Problem to solve:
Copy out each line of the entries below in which the string "chevron" appears.

(Dataset rows describing interfaces)
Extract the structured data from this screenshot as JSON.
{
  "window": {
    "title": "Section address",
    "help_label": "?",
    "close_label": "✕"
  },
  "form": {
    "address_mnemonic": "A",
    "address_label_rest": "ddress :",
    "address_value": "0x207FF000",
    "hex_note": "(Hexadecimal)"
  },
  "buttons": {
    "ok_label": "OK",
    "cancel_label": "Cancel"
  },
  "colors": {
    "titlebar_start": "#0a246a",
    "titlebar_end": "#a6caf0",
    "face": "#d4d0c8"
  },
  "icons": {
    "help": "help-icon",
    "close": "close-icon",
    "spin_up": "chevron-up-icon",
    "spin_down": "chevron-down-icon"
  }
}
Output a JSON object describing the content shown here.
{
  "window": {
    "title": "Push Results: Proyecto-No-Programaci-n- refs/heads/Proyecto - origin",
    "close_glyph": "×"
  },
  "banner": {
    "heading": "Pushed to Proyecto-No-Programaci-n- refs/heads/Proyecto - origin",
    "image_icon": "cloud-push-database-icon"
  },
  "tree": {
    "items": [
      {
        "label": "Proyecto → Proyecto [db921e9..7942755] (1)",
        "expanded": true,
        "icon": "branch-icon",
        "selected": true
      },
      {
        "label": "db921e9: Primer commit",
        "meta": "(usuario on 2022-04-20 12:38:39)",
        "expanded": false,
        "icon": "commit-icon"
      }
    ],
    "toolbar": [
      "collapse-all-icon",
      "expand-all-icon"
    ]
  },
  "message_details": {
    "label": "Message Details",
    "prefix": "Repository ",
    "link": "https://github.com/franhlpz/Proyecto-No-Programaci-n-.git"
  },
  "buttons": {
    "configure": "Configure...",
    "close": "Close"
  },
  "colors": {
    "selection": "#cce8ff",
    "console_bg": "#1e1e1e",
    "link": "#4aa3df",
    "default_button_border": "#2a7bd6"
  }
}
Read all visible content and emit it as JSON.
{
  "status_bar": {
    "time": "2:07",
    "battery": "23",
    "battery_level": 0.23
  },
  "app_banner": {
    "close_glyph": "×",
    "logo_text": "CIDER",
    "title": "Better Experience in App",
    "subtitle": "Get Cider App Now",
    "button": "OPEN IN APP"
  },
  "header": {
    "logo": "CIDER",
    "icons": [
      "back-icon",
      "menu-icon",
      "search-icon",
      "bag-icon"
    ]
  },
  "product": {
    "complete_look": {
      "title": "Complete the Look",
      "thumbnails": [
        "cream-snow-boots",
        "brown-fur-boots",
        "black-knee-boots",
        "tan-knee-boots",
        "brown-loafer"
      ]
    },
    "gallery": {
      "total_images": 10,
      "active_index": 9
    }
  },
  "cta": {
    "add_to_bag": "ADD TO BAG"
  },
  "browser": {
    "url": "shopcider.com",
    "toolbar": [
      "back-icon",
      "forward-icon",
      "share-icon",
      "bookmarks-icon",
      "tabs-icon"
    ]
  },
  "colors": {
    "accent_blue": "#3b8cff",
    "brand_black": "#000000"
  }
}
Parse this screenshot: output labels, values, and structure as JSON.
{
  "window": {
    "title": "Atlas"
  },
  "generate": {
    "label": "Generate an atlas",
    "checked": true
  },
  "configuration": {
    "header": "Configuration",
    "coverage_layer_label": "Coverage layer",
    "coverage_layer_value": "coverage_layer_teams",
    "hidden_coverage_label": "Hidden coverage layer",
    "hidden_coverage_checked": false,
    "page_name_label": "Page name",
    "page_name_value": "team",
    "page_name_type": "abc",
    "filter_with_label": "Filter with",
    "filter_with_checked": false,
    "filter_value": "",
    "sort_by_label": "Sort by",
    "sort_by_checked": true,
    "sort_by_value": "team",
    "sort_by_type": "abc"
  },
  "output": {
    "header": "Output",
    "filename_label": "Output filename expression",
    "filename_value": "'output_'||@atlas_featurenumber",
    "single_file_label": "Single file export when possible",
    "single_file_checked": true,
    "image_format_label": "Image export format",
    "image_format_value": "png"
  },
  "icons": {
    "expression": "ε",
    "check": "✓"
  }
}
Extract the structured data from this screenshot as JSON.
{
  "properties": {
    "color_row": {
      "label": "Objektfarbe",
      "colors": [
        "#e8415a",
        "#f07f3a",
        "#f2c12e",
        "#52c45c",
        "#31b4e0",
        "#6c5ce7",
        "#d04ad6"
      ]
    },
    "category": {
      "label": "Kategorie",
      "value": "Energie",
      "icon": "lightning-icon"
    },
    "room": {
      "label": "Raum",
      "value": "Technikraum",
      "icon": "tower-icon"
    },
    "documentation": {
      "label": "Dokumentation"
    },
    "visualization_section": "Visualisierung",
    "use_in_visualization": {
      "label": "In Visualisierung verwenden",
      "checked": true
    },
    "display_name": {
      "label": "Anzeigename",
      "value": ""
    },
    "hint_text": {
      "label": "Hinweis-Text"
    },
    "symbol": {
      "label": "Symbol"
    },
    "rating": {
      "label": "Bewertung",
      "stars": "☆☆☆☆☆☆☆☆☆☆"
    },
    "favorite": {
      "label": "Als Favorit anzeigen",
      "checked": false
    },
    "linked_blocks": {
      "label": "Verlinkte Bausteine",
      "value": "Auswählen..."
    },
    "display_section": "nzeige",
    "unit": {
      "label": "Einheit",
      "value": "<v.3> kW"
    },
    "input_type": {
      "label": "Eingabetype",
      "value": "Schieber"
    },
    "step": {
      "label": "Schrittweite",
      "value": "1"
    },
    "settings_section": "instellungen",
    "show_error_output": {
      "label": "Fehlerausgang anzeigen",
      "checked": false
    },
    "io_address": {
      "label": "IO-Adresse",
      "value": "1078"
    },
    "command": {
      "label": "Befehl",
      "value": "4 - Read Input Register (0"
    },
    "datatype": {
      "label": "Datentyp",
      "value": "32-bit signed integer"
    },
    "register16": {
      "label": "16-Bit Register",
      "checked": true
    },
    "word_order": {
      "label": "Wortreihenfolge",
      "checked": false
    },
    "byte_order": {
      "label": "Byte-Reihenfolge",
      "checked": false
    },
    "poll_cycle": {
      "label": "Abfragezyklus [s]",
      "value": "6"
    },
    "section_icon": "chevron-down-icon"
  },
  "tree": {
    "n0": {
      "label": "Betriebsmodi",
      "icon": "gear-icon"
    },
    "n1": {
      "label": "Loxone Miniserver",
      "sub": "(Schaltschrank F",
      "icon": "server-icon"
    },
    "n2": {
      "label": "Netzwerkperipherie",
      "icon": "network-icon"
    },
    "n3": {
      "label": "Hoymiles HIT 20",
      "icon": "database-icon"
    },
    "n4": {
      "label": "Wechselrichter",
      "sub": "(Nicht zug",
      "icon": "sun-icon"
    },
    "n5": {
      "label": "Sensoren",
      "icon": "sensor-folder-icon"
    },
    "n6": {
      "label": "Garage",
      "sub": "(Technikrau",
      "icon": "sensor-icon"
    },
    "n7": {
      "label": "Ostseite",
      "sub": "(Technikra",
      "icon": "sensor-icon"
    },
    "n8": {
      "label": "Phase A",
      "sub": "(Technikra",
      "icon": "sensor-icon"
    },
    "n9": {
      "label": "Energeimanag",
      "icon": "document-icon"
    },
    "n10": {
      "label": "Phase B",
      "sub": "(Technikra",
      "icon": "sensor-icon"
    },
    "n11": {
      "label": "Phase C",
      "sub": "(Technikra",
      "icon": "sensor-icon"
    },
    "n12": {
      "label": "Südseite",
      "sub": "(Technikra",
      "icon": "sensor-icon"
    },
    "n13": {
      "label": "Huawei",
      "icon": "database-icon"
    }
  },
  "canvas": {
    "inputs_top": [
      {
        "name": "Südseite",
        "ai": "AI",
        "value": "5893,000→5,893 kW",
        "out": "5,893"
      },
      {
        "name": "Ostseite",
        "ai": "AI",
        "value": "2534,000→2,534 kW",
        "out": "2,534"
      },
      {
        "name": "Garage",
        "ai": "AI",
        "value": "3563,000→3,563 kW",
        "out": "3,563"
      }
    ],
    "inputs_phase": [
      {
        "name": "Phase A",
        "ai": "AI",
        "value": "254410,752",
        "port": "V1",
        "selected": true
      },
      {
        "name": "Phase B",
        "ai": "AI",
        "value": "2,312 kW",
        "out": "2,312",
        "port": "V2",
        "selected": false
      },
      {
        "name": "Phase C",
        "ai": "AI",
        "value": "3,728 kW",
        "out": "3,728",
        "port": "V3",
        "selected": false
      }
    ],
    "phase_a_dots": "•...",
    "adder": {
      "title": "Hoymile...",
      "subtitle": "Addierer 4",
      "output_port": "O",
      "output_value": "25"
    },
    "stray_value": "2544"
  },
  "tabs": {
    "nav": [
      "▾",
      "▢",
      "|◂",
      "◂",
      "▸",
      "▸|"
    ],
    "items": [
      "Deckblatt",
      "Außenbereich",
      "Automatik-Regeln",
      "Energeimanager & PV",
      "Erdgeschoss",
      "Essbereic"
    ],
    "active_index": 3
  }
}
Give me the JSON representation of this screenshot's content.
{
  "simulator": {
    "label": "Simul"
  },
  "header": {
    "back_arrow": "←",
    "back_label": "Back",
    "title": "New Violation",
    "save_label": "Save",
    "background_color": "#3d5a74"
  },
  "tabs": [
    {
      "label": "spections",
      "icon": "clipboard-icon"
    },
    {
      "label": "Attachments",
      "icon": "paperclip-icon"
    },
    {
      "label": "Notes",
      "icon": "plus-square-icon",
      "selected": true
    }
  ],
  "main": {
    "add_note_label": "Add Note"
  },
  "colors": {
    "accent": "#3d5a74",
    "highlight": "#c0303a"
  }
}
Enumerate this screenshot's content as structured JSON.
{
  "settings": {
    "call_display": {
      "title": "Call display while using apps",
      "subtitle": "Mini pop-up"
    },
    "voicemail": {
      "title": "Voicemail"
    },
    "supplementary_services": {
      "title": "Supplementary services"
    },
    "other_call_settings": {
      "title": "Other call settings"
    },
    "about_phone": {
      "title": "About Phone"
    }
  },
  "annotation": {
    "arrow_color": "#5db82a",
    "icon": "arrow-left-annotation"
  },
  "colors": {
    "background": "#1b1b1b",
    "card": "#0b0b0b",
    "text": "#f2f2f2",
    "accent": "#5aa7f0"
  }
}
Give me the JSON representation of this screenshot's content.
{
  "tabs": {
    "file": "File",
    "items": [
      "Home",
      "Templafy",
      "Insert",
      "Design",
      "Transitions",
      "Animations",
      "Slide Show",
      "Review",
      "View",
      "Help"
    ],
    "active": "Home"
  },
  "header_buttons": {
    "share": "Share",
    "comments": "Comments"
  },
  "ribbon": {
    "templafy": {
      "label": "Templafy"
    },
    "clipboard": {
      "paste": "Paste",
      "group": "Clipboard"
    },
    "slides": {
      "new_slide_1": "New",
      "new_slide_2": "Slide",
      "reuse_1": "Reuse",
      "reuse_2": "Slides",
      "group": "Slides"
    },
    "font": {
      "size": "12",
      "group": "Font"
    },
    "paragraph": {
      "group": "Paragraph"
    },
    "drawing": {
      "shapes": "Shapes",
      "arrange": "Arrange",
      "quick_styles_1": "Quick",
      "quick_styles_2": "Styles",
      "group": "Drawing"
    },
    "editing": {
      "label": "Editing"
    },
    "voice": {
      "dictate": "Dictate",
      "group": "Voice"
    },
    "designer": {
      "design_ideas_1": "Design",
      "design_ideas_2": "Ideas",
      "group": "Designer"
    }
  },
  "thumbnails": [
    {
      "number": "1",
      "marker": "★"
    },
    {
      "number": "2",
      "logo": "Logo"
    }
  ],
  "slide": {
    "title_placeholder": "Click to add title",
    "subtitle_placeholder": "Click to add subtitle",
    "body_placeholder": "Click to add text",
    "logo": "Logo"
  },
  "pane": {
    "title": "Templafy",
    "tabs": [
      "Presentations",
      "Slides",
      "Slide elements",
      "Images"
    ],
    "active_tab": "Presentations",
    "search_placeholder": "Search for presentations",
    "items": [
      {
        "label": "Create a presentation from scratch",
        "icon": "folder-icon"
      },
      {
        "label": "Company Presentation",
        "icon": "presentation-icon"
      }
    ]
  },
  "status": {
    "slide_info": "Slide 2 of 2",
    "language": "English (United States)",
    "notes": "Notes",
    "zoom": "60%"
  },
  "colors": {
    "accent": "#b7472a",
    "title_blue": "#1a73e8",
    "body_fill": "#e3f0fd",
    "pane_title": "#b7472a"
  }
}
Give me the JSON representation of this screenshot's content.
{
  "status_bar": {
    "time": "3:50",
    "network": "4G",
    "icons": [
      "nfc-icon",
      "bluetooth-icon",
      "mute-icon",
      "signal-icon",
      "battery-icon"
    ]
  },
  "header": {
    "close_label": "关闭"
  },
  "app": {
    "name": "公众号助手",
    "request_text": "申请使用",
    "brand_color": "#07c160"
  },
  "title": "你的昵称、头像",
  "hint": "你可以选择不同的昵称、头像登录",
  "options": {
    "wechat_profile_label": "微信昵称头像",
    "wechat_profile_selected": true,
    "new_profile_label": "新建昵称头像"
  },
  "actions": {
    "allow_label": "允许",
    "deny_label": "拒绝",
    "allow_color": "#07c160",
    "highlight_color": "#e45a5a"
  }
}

Task solution:
    "spin_up": "chevron-up-icon",
    "spin_down": "chevron-down-icon"
    "section_icon": "chevron-down-icon"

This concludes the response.